Index to Chiropractic Literature
Index to Chiropractic Literature
My ICL     Sign In
Saturday, July 31, 2021
Index to Chiropractic LiteratureIndex to Chiropractic LiteratureIndex to Chiropractic Literature

For best results switch to Advanced Search.
Article Detail
Return to Search Results
ID 26560
  Title Radiographically occult manifestation of rheumatoid arthritis in a patient with prolonged clinical and laboratory evidence of rampant disease: A case report
Journal J Chiropr Med. 2020 Jun;19(2):128-135
Peer Review Yes
Publication Type Case Report

Objective: The purpose of this case report is to present a case of rampant rheumatoid synovitis and arthritis of a patient with a long duration of symptoms and no radiographic abnormalities of rheumatoid arthritis at the initial diagnosis.

Clinical Features: A 49-year-old Hispanic woman presented to a chiropractic teaching clinic with an 8-month history of bilateral, symmetrical hand pain and stiffness noted specifically in her second and third metacarpophalangeal joints. The patient has reported no other health changes and no history of rheumatoid arthritis in the family.

Intervention and Outcome: Based on this patient's complaint, initial bilateral 3-view radiographic examination of the hands using computed radiography was performed. Despite prolonged history of inflammatory joint pain and rheumatoid arthritis confirmed by abnormally high levels of rheumatoid factor, C-reactive protein, and anti-cyclic citrulline peptide antibodies, the patient had no radiographic evidence of rheumatoid arthritis during the initial and repeat radiographic studies.

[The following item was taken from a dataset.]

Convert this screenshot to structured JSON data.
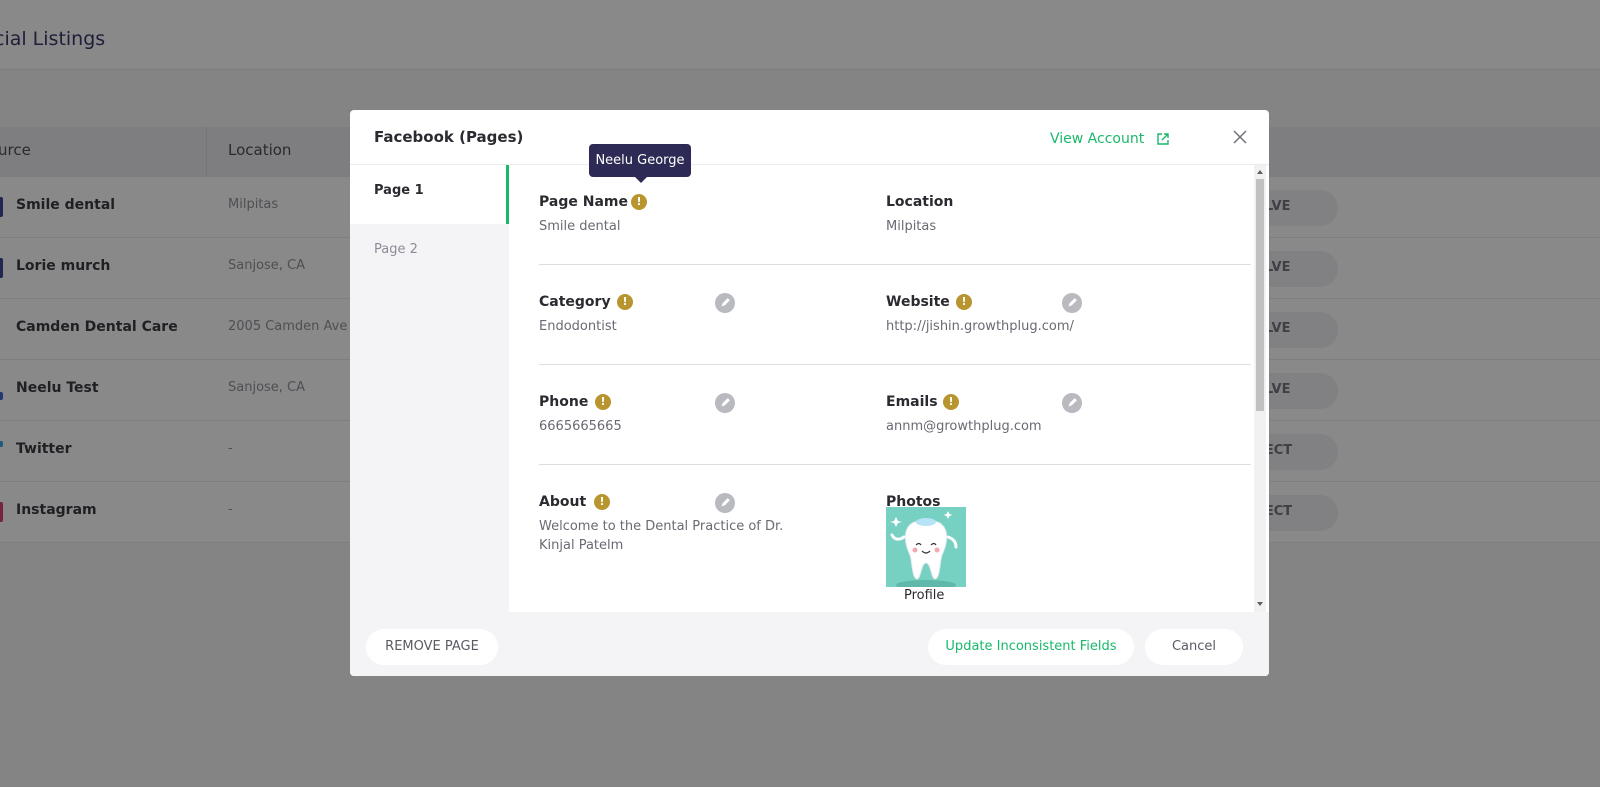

Conclusion: Some patients with rheumatoid arthritis may present with rampant clinical and laboratory abnormalities despite an apparent lack of radiographically detectable rheumatoid arthritis. This case demonstrates that astute clinicians should primarily rely on the results of clinical and laboratory abnormalities of rheumatoid arthritis and not be deterred or mislead by an apparent lack of radiographic changes at diagnosis. If the diagnosis of rheumatoid arthritis requires diagnostic imaging confirmation, then magnetic resonance imaging or diagnostic ultrasound of the hands should be used, especially if the initial radiographic assessment remains unrewarding.

Author keywords: Arthritis, Rheumatoid; Rheumatoid Factor; Delayed Diagnosis

Author affiliations: Diagnostic Imaging Department, Clinical Sciences Department, National University of Health Sciences, Lombard, Illinois, United States

This abstract is reproduced with the permission of the publisher; click on the above link for free full text. PubMed Record | PDF


   Text (Citation) Tagged (Export) Excel
Email To
HTML Text     Excel

To use this feature you must register a personal account in My ICL. Registration is free! In My ICL you can save your ICL searches in My Searches, and you can save search results in My Collections. Be sure to use the Held Citations feature to collect citations from an entire search session. Read more search tips.

Sign Into Existing My ICL Account    |    Register A New My ICL Account
Search Tips
  • Enclose phrases in "quotation marks".  Examples: "low back pain", "evidence-based"
  • Retrieve all forms of a word with an asterisk*, also called a wildcard or truncation.  Example: chiropract* retrieves chiropractic, chiropractor, chiropractors
  • Register an account in My ICL to save search histories (My Searches) and collections of records (My Collections)
Advanced Search Tips